Could Treating Superbugs Like Rare Diseases Save Us From Crisis?
The Infectious Diseases Society of America has presented the FDA with a new idea for bringing superbugs, fueled by the misuse and overuse of antibiotics in factory farming and healthcare, back under control. Finding new antibiotics isn’t profitable especially when compared to the latest trendy pharmaceutical drug, so very few pharmaceutical companies are doing any research into developing new antibiotics. These drugs are needed to treat the superbugs that are becoming more and more of a problem, according to News Daily.
The Orphan Drug Act
Strains of MRSA and salmonella have wreaked havoc on our nation’s hospital and food system. MRSA kills 19,000 people per year. Congress passed the Orphan Drug Act in 1983 to motivate pharmaceutical companies to produce less profitable drugs for rare diseases. The bill provided tax incentives, marketing rights, and other perks to companies that developed such drugs. IDSA wants to do the same with antibiotics in order to incentivize companies to dive into new research.

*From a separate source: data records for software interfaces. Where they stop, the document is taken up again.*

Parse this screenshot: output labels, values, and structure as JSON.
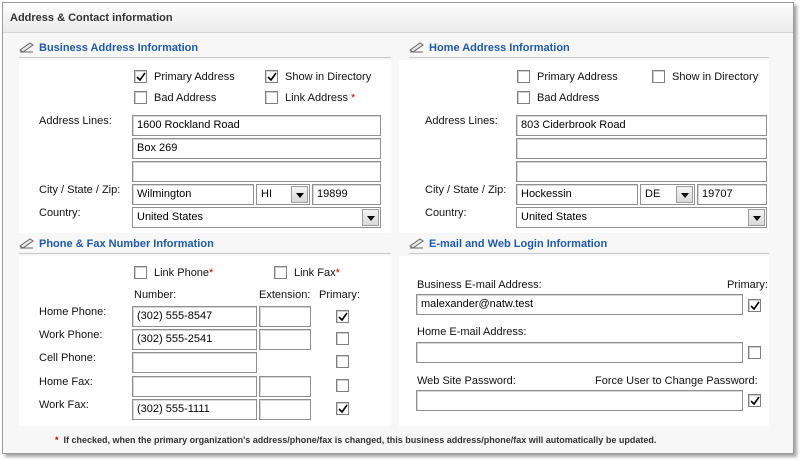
{
  "panel": {
    "title": "Address & Contact information"
  },
  "business_address": {
    "title": "Business Address Information",
    "primary_address": {
      "label": "Primary Address",
      "checked": true
    },
    "show_in_directory": {
      "label": "Show in Directory",
      "checked": true
    },
    "bad_address": {
      "label": "Bad Address",
      "checked": false
    },
    "link_address": {
      "label": "Link Address",
      "required_mark": "*",
      "checked": false
    },
    "address_lines_label": "Address Lines:",
    "address_line1": "1600 Rockland Road",
    "address_line2": "Box 269",
    "address_line3": "",
    "city_state_zip_label": "City / State / Zip:",
    "city": "Wilmington",
    "state": "HI",
    "zip": "19899",
    "country_label": "Country:",
    "country": "United States"
  },
  "home_address": {
    "title": "Home Address Information",
    "primary_address": {
      "label": "Primary Address",
      "checked": false
    },
    "show_in_directory": {
      "label": "Show in Directory",
      "checked": false
    },
    "bad_address": {
      "label": "Bad Address",
      "checked": false
    },
    "address_lines_label": "Address Lines:",
    "address_line1": "803 Ciderbrook Road",
    "address_line2": "",
    "address_line3": "",
    "city_state_zip_label": "City / State / Zip:",
    "city": "Hockessin",
    "state": "DE",
    "zip": "19707",
    "country_label": "Country:",
    "country": "United States"
  },
  "phone_fax": {
    "title": "Phone & Fax Number Information",
    "link_phone": {
      "label": "Link Phone",
      "required_mark": "*",
      "checked": false
    },
    "link_fax": {
      "label": "Link Fax",
      "required_mark": "*",
      "checked": false
    },
    "col_number": "Number:",
    "col_extension": "Extension:",
    "col_primary": "Primary:",
    "rows": [
      {
        "label": "Home Phone:",
        "number": "(302) 555-8547",
        "extension": "",
        "primary": true
      },
      {
        "label": "Work Phone:",
        "number": "(302) 555-2541",
        "extension": "",
        "primary": false
      },
      {
        "label": "Cell Phone:",
        "number": "",
        "extension": "",
        "primary": false
      },
      {
        "label": "Home Fax:",
        "number": "",
        "extension": "",
        "primary": false
      },
      {
        "label": "Work Fax:",
        "number": "(302) 555-1111",
        "extension": "",
        "primary": true
      }
    ]
  },
  "email_web": {
    "title": "E-mail and Web Login Information",
    "business_email_label": "Business E-mail Address:",
    "primary_label": "Primary:",
    "business_email": "malexander@natw.test",
    "business_email_primary": true,
    "home_email_label": "Home E-mail Address:",
    "home_email": "",
    "home_email_primary": false,
    "web_password_label": "Web Site Password:",
    "force_change_label": "Force User to Change Password:",
    "web_password": "",
    "force_change": true
  },
  "footnote": {
    "mark": "*",
    "text": "If checked, when the primary organization's address/phone/fax is changed, this business address/phone/fax will automatically be updated."
  },
  "colors": {
    "section_title": "#1f5aa8",
    "required_mark": "#d00000",
    "panel_border": "#9a9a9a"
  },
  "icons": {
    "section_icon": "pencil-icon",
    "checkmark": "checkmark-icon",
    "dropdown": "chevron-down-icon"
  }
}
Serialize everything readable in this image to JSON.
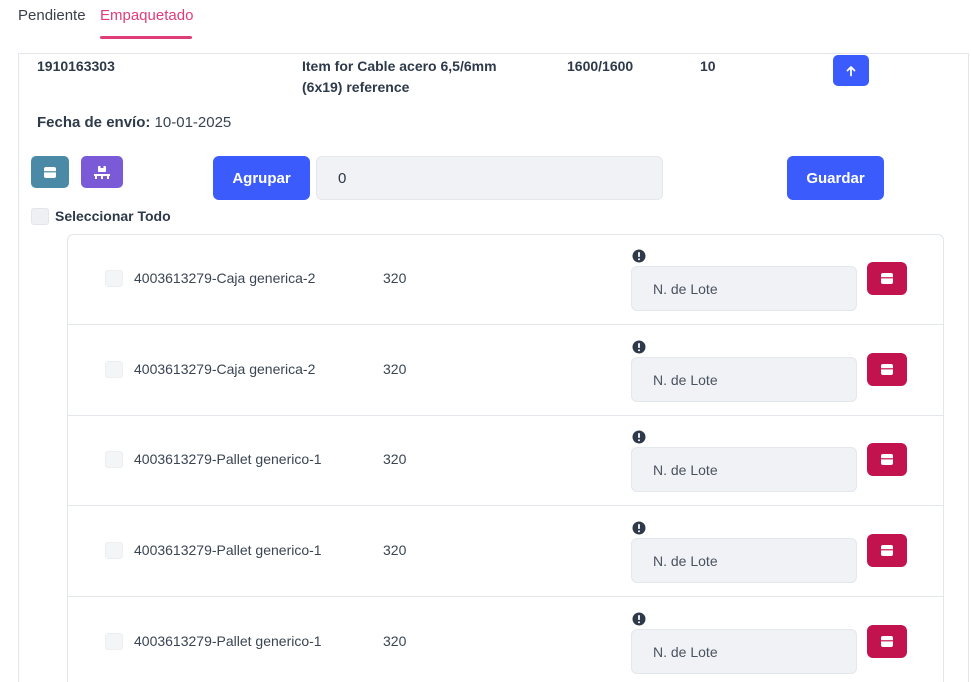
{
  "tabs": [
    {
      "label": "Pendiente",
      "active": false
    },
    {
      "label": "Empaquetado",
      "active": true
    }
  ],
  "order": {
    "number": "1910163303",
    "item_line1": "Item for Cable acero 6,5/6mm",
    "item_line2": "(6x19) reference",
    "quantity": "1600/1600",
    "count": "10"
  },
  "shipping": {
    "label": "Fecha de envío:",
    "date": "10-01-2025"
  },
  "actions": {
    "group_label": "Agrupar",
    "group_value": "0",
    "save_label": "Guardar",
    "select_all_label": "Seleccionar Todo"
  },
  "rows": [
    {
      "name": "4003613279-Caja generica-2",
      "qty": "320",
      "lot_placeholder": "N. de Lote"
    },
    {
      "name": "4003613279-Caja generica-2",
      "qty": "320",
      "lot_placeholder": "N. de Lote"
    },
    {
      "name": "4003613279-Pallet generico-1",
      "qty": "320",
      "lot_placeholder": "N. de Lote"
    },
    {
      "name": "4003613279-Pallet generico-1",
      "qty": "320",
      "lot_placeholder": "N. de Lote"
    },
    {
      "name": "4003613279-Pallet generico-1",
      "qty": "320",
      "lot_placeholder": "N. de Lote"
    }
  ],
  "icons": {
    "up": "arrow-up-icon",
    "box": "box-icon",
    "pallet": "pallet-icon",
    "warning": "exclamation-circle-icon",
    "pack": "box-icon"
  },
  "colors": {
    "active_tab": "#e03c7a",
    "primary": "#3b5bfd",
    "box_button": "#4a8aa6",
    "pallet_button": "#7a5ad6",
    "pack_button": "#c3134e"
  }
}
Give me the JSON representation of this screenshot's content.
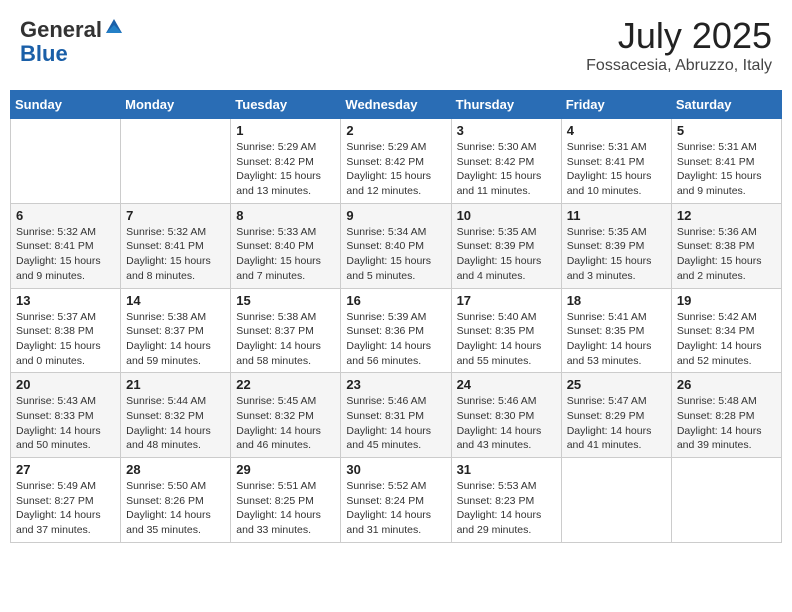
{
  "header": {
    "logo_general": "General",
    "logo_blue": "Blue",
    "month": "July 2025",
    "location": "Fossacesia, Abruzzo, Italy"
  },
  "days_of_week": [
    "Sunday",
    "Monday",
    "Tuesday",
    "Wednesday",
    "Thursday",
    "Friday",
    "Saturday"
  ],
  "weeks": [
    [
      {
        "day": "",
        "info": ""
      },
      {
        "day": "",
        "info": ""
      },
      {
        "day": "1",
        "info": "Sunrise: 5:29 AM\nSunset: 8:42 PM\nDaylight: 15 hours and 13 minutes."
      },
      {
        "day": "2",
        "info": "Sunrise: 5:29 AM\nSunset: 8:42 PM\nDaylight: 15 hours and 12 minutes."
      },
      {
        "day": "3",
        "info": "Sunrise: 5:30 AM\nSunset: 8:42 PM\nDaylight: 15 hours and 11 minutes."
      },
      {
        "day": "4",
        "info": "Sunrise: 5:31 AM\nSunset: 8:41 PM\nDaylight: 15 hours and 10 minutes."
      },
      {
        "day": "5",
        "info": "Sunrise: 5:31 AM\nSunset: 8:41 PM\nDaylight: 15 hours and 9 minutes."
      }
    ],
    [
      {
        "day": "6",
        "info": "Sunrise: 5:32 AM\nSunset: 8:41 PM\nDaylight: 15 hours and 9 minutes."
      },
      {
        "day": "7",
        "info": "Sunrise: 5:32 AM\nSunset: 8:41 PM\nDaylight: 15 hours and 8 minutes."
      },
      {
        "day": "8",
        "info": "Sunrise: 5:33 AM\nSunset: 8:40 PM\nDaylight: 15 hours and 7 minutes."
      },
      {
        "day": "9",
        "info": "Sunrise: 5:34 AM\nSunset: 8:40 PM\nDaylight: 15 hours and 5 minutes."
      },
      {
        "day": "10",
        "info": "Sunrise: 5:35 AM\nSunset: 8:39 PM\nDaylight: 15 hours and 4 minutes."
      },
      {
        "day": "11",
        "info": "Sunrise: 5:35 AM\nSunset: 8:39 PM\nDaylight: 15 hours and 3 minutes."
      },
      {
        "day": "12",
        "info": "Sunrise: 5:36 AM\nSunset: 8:38 PM\nDaylight: 15 hours and 2 minutes."
      }
    ],
    [
      {
        "day": "13",
        "info": "Sunrise: 5:37 AM\nSunset: 8:38 PM\nDaylight: 15 hours and 0 minutes."
      },
      {
        "day": "14",
        "info": "Sunrise: 5:38 AM\nSunset: 8:37 PM\nDaylight: 14 hours and 59 minutes."
      },
      {
        "day": "15",
        "info": "Sunrise: 5:38 AM\nSunset: 8:37 PM\nDaylight: 14 hours and 58 minutes."
      },
      {
        "day": "16",
        "info": "Sunrise: 5:39 AM\nSunset: 8:36 PM\nDaylight: 14 hours and 56 minutes."
      },
      {
        "day": "17",
        "info": "Sunrise: 5:40 AM\nSunset: 8:35 PM\nDaylight: 14 hours and 55 minutes."
      },
      {
        "day": "18",
        "info": "Sunrise: 5:41 AM\nSunset: 8:35 PM\nDaylight: 14 hours and 53 minutes."
      },
      {
        "day": "19",
        "info": "Sunrise: 5:42 AM\nSunset: 8:34 PM\nDaylight: 14 hours and 52 minutes."
      }
    ],
    [
      {
        "day": "20",
        "info": "Sunrise: 5:43 AM\nSunset: 8:33 PM\nDaylight: 14 hours and 50 minutes."
      },
      {
        "day": "21",
        "info": "Sunrise: 5:44 AM\nSunset: 8:32 PM\nDaylight: 14 hours and 48 minutes."
      },
      {
        "day": "22",
        "info": "Sunrise: 5:45 AM\nSunset: 8:32 PM\nDaylight: 14 hours and 46 minutes."
      },
      {
        "day": "23",
        "info": "Sunrise: 5:46 AM\nSunset: 8:31 PM\nDaylight: 14 hours and 45 minutes."
      },
      {
        "day": "24",
        "info": "Sunrise: 5:46 AM\nSunset: 8:30 PM\nDaylight: 14 hours and 43 minutes."
      },
      {
        "day": "25",
        "info": "Sunrise: 5:47 AM\nSunset: 8:29 PM\nDaylight: 14 hours and 41 minutes."
      },
      {
        "day": "26",
        "info": "Sunrise: 5:48 AM\nSunset: 8:28 PM\nDaylight: 14 hours and 39 minutes."
      }
    ],
    [
      {
        "day": "27",
        "info": "Sunrise: 5:49 AM\nSunset: 8:27 PM\nDaylight: 14 hours and 37 minutes."
      },
      {
        "day": "28",
        "info": "Sunrise: 5:50 AM\nSunset: 8:26 PM\nDaylight: 14 hours and 35 minutes."
      },
      {
        "day": "29",
        "info": "Sunrise: 5:51 AM\nSunset: 8:25 PM\nDaylight: 14 hours and 33 minutes."
      },
      {
        "day": "30",
        "info": "Sunrise: 5:52 AM\nSunset: 8:24 PM\nDaylight: 14 hours and 31 minutes."
      },
      {
        "day": "31",
        "info": "Sunrise: 5:53 AM\nSunset: 8:23 PM\nDaylight: 14 hours and 29 minutes."
      },
      {
        "day": "",
        "info": ""
      },
      {
        "day": "",
        "info": ""
      }
    ]
  ]
}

The FDA’s Janet Woodcock says that drug resistance has reached crisis proportions.
"We need antibiotics to be used for life-threatening infections that lack medical treatments ... and not for your kid's ear infection," Woodcock said during a briefing with reporters on Wednesday.
The Real Antibiotics Overuse
While this is all well and good, let’s be honest about where the majority of antibiotic overuse and extreme misuse is rooted: in factory farming. By most accounts, 70 percent of antibiotics are used in animals. The FDA’s draft guideline on the subject, The Judicious Use of Medically Important Antimicrobial Drugs in Food-Producing Animals outlined the need to limit and phase out the use of antibiotics to accelerate the weight of livestock.
This "sub-therapeutic" use of antibiotics is often administered to entire flocks or herds through feed or water and isn't directed toward a particular disease. This continual use of low dose antibiotics creates a breeding ground for drug resistance, posing risks for humans and animals. When just one bacteria survives antibiotics it has the ability to multiply and create "superbugs" that can evade antibiotics.
The FDA Slow to Act on Drug Resistance
But the FDA has been slow to act on antibiotic resistance. The agency has rejected a petition to ban certain antibiotics for use in livestock that are important for the preservation of human health. The two petitions, filed by the Center for Science in the Public Interest, Environmental Defense, the American Academy of Pediatrics, the American Public Health Association, Food Animal Concerns Trust (FACT), and the Union of Concerned Scientists, were requested in 1999 and 2005.
While research into antibiotic development is undoubtedly important, the overuse, much of which is a product of the factory farming industry, is where the problem is rooted. No matter how many new drugs we come up with, if their use is not controlled, we will run into the same issue over and over again.